Start of Block

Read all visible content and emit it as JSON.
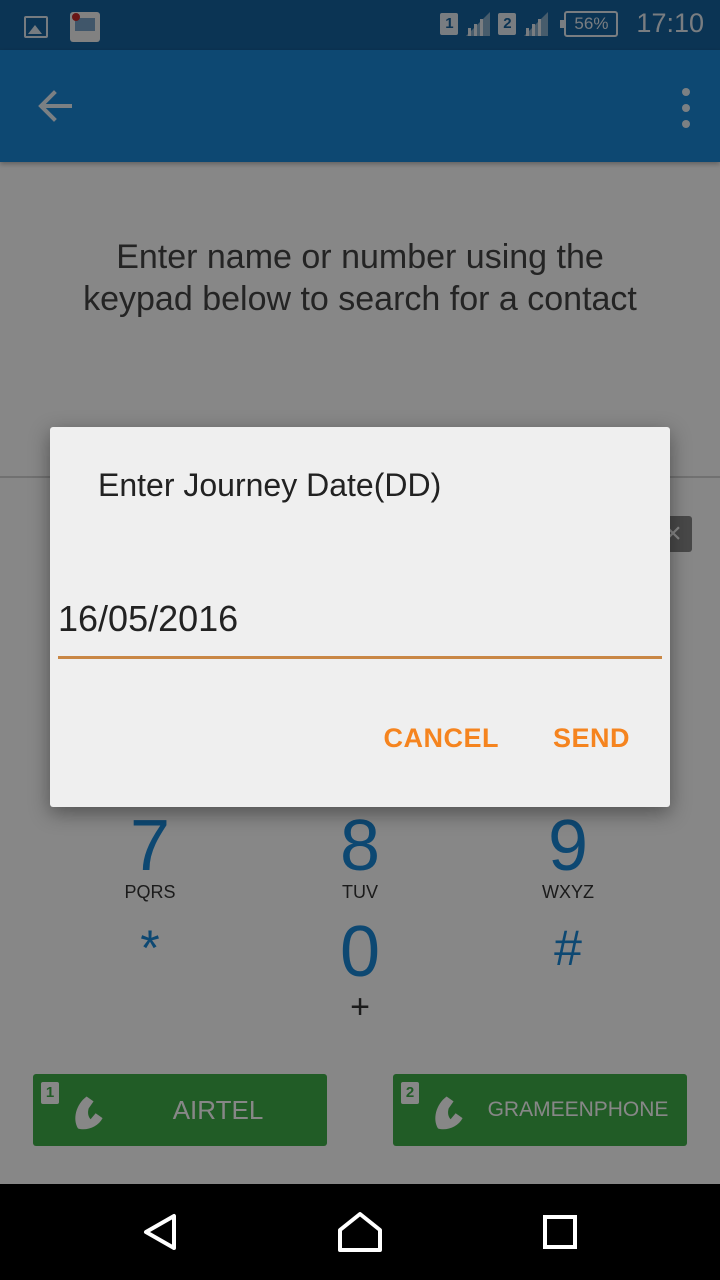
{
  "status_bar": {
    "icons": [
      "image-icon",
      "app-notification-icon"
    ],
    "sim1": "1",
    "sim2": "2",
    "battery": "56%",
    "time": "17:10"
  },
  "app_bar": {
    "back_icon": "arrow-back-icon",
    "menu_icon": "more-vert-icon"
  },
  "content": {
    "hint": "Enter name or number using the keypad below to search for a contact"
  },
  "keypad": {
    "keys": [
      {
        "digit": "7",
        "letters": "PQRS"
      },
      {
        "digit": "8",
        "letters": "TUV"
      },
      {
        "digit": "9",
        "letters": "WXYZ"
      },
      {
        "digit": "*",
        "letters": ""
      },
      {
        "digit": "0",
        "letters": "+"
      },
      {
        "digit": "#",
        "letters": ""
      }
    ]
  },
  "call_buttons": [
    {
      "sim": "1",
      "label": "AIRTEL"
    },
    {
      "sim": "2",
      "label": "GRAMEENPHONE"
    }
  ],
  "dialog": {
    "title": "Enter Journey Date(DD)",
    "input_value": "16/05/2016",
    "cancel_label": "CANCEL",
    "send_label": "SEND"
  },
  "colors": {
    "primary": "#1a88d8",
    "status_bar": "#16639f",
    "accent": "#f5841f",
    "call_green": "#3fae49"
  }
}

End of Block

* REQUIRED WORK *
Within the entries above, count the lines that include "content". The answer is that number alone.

* ANSWER BOX *
2